Check each line below for the word "JSON". Then give only how many lines have it.

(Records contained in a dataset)
Segment Open
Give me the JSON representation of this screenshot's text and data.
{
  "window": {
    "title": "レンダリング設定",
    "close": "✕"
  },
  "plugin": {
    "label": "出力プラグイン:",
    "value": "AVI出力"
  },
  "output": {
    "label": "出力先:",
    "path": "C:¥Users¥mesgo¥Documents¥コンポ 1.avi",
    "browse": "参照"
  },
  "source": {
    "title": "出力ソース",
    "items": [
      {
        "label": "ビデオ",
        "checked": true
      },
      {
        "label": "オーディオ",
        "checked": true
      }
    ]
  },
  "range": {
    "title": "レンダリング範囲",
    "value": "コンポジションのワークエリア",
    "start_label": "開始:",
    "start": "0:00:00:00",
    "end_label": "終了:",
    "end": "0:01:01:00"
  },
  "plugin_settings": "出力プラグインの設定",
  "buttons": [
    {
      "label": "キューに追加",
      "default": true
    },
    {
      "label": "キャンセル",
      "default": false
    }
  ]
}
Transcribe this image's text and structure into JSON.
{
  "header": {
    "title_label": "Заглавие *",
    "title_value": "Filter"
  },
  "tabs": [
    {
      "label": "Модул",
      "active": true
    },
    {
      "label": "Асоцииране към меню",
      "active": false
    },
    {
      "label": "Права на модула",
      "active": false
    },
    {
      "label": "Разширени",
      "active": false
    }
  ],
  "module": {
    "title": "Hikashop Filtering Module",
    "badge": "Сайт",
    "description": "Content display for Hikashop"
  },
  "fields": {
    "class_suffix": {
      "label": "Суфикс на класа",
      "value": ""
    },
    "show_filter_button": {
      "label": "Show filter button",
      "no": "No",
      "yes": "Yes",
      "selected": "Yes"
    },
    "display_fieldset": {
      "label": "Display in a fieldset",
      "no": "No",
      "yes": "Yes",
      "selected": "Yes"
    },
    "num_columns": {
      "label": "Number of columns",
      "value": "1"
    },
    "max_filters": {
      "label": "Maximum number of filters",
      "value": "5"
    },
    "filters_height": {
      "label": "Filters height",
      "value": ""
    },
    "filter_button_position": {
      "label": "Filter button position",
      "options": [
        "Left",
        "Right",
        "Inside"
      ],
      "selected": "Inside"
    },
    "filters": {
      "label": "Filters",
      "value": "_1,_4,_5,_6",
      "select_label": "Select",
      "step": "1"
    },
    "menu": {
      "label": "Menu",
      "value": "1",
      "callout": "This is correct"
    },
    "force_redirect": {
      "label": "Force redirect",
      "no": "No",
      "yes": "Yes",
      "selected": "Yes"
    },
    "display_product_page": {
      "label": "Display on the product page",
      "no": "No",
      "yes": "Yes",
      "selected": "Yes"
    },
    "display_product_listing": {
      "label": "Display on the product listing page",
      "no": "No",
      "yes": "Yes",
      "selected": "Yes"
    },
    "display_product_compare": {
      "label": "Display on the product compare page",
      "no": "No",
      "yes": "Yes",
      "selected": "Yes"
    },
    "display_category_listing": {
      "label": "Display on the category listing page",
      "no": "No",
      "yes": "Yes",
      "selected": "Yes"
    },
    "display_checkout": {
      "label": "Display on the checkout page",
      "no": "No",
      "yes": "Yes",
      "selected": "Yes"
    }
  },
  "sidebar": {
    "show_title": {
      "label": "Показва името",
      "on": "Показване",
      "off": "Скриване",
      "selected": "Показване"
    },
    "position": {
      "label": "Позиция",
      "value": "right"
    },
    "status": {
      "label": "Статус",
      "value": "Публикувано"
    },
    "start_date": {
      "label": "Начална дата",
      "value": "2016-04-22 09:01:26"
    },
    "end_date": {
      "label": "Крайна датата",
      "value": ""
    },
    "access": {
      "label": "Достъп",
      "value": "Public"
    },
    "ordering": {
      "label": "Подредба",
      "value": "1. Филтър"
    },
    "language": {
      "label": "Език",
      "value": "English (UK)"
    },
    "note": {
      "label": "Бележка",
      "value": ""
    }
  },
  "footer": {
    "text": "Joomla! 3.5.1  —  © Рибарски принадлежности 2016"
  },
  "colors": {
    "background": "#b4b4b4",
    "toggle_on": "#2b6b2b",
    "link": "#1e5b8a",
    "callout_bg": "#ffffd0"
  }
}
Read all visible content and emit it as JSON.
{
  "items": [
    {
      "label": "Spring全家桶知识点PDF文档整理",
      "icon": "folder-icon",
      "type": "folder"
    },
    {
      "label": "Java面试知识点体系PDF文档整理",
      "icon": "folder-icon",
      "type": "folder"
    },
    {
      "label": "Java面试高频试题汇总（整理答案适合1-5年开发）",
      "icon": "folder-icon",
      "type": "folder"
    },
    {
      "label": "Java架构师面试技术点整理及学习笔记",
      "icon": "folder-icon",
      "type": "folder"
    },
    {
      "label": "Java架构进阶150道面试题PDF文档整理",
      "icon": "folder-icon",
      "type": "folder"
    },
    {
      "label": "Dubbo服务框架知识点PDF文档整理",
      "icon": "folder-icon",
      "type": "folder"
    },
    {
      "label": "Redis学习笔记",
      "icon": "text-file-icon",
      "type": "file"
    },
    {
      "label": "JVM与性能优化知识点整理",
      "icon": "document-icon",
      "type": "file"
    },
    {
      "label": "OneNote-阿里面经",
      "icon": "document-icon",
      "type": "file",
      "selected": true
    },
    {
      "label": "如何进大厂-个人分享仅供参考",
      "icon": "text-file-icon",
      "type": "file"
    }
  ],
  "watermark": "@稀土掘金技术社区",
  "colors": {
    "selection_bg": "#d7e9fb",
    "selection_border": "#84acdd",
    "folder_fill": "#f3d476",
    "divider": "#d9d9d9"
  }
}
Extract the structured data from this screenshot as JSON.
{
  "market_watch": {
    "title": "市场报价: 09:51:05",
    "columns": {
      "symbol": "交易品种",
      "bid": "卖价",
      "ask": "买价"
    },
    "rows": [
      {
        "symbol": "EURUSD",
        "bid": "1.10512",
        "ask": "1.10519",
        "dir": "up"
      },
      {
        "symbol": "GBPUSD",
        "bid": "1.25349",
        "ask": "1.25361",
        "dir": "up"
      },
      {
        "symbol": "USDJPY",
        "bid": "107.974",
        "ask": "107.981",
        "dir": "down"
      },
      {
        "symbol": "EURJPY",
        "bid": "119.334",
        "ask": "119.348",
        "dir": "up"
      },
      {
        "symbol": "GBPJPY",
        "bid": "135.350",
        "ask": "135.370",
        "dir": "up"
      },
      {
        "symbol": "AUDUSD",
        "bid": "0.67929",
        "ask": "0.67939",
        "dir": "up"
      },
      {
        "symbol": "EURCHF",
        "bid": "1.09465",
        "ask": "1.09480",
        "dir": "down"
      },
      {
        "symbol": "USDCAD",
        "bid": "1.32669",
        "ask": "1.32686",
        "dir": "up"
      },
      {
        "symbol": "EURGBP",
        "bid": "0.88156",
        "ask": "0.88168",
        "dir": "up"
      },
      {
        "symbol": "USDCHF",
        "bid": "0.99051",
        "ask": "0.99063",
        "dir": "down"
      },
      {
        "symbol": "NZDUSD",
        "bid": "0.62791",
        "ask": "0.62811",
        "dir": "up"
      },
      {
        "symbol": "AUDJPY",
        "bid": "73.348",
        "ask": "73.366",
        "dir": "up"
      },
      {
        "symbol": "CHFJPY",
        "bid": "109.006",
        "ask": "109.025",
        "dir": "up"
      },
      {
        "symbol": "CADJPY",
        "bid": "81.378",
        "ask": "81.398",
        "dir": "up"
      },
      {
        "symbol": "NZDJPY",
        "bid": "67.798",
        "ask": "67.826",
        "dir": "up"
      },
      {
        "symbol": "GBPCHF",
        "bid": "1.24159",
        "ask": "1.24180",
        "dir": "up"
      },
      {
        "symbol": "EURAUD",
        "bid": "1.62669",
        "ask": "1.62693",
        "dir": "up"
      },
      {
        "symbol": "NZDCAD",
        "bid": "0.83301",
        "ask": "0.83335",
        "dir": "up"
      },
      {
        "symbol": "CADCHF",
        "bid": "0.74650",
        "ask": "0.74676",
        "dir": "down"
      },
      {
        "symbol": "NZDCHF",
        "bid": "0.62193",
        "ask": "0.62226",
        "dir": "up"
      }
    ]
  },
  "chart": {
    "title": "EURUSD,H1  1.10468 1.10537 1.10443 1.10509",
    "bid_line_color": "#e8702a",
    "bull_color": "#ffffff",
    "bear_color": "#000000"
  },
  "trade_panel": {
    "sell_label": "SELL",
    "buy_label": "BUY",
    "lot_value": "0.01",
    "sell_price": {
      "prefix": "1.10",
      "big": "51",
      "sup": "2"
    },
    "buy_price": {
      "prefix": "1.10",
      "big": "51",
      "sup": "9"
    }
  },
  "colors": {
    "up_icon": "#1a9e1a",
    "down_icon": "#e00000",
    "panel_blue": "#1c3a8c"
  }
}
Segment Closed
Task output =
4